Join Italy’s IBM Workers in a Virtual Strike
IBM workers in Italy have taken the next step in challenging the corporate globalized world—they’ve set a Virtual Strike on Second Life for Sept. 27.Here's some further background from UNI.
The members of UNI and the Communications Workers of America, through its Alliance@IBM, are waging the online effort after IBM canceled a provision in its contract with Italian workers that resulted in the loss of 1,000 Euros per year for each employee. The works council, supported by the majority of IBM employees in Italy, had asked for a small salary increase. [...]
UNI is a global union for skills and services with 15 million members in 900 unions.
Don’t know what Second Life is? Here’s a good time to give it a try. Second Life is an online 3-D platform that enables you to create your own persona (”avatar”) and take part in virtual group events.
Click here and follow the steps to sign up (basic membership is free), and continue to download the software.
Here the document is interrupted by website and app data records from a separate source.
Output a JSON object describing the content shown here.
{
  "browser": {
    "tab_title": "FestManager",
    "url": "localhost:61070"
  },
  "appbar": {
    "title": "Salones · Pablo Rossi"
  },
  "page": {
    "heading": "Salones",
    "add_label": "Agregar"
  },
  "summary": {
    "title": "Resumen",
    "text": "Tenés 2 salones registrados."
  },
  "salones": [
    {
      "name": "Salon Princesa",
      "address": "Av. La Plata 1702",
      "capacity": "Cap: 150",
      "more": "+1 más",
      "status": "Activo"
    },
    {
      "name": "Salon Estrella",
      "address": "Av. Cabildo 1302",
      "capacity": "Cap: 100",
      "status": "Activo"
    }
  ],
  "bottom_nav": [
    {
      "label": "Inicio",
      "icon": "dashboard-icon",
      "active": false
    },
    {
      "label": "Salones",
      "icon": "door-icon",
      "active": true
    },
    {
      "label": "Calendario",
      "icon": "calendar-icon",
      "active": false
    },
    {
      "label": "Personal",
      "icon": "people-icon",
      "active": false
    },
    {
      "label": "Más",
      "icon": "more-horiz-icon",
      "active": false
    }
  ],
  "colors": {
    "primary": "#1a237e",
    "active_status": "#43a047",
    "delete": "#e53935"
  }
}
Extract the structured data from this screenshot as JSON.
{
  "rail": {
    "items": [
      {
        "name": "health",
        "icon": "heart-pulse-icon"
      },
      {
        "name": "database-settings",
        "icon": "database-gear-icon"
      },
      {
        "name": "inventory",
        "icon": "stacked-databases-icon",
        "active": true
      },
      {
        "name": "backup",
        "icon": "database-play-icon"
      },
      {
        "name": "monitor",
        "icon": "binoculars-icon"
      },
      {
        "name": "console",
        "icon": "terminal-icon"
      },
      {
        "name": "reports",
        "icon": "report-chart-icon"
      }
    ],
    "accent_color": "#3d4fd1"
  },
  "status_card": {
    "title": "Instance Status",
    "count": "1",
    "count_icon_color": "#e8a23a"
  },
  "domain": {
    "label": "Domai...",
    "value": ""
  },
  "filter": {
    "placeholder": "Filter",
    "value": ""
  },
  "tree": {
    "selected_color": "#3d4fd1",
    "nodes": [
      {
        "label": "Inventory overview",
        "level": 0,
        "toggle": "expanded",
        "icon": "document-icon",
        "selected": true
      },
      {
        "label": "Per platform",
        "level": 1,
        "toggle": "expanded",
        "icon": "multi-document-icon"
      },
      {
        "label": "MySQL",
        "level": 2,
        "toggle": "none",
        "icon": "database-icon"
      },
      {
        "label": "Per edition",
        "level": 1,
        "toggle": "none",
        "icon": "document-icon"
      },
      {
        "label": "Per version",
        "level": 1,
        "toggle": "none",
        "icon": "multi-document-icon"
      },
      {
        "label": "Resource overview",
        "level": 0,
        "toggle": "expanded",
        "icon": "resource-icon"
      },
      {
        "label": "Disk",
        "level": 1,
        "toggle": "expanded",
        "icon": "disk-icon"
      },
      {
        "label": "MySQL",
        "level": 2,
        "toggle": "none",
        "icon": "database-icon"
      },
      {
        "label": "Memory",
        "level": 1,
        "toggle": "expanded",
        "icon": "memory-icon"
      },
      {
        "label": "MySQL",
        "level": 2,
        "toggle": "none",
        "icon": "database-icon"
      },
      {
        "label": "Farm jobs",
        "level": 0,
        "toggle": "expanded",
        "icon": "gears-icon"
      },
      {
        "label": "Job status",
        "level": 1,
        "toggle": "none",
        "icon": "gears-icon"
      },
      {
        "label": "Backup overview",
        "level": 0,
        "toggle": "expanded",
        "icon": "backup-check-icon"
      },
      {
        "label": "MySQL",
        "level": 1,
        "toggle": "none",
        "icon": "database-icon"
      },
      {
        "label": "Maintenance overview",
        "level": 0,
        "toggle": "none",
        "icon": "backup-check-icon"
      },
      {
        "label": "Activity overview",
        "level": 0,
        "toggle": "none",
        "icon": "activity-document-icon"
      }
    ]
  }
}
The virtual strike at IBM isn’t the first and won’t be the last online action among workers, and it’s a good chance to show your solidarity and build a global community that includes workers as the forefront of the new world order.
“This is the first ever union action in the virtual world,” said the General Secretary of UNI global union Philip Jennings speaking in New York. “Wherever companies go we shall pursue them if they behave badly. It opens new avenues for industrial pressure in the future and brings greater involvement in trade union activities for younger, computer-savvy members.”Does the idea of a virtual strike seem ridiculous? To some it might, but I think blogger Nancy Scola puts it in perspective:
“Businesses like IBM are using the new opportunities of the Internet and virtual space like Second Life to reach customers - but they cannot have that space to themselves. The best step forward now is for IBM to sit down in real life with the workers coordinating body in Italy and resolve this dispute.”
The IBM strike might not win a lot of pity points from the Italian public for losing their annual bonus, so picketing up and down Italian streets might not be the most effective means of protest. But by striking in Second Life, the Italian IBM workers are letting the tech-savvy company know that they don't appreciate their behavior, while raising consciousness on Big Blue's doings in every tech publication that has picked up the story around the world.A virtual strike gives the IBM workers a voice, a way to communicate. Sometimes that's enough. Sometimes people just want their voices to be heard.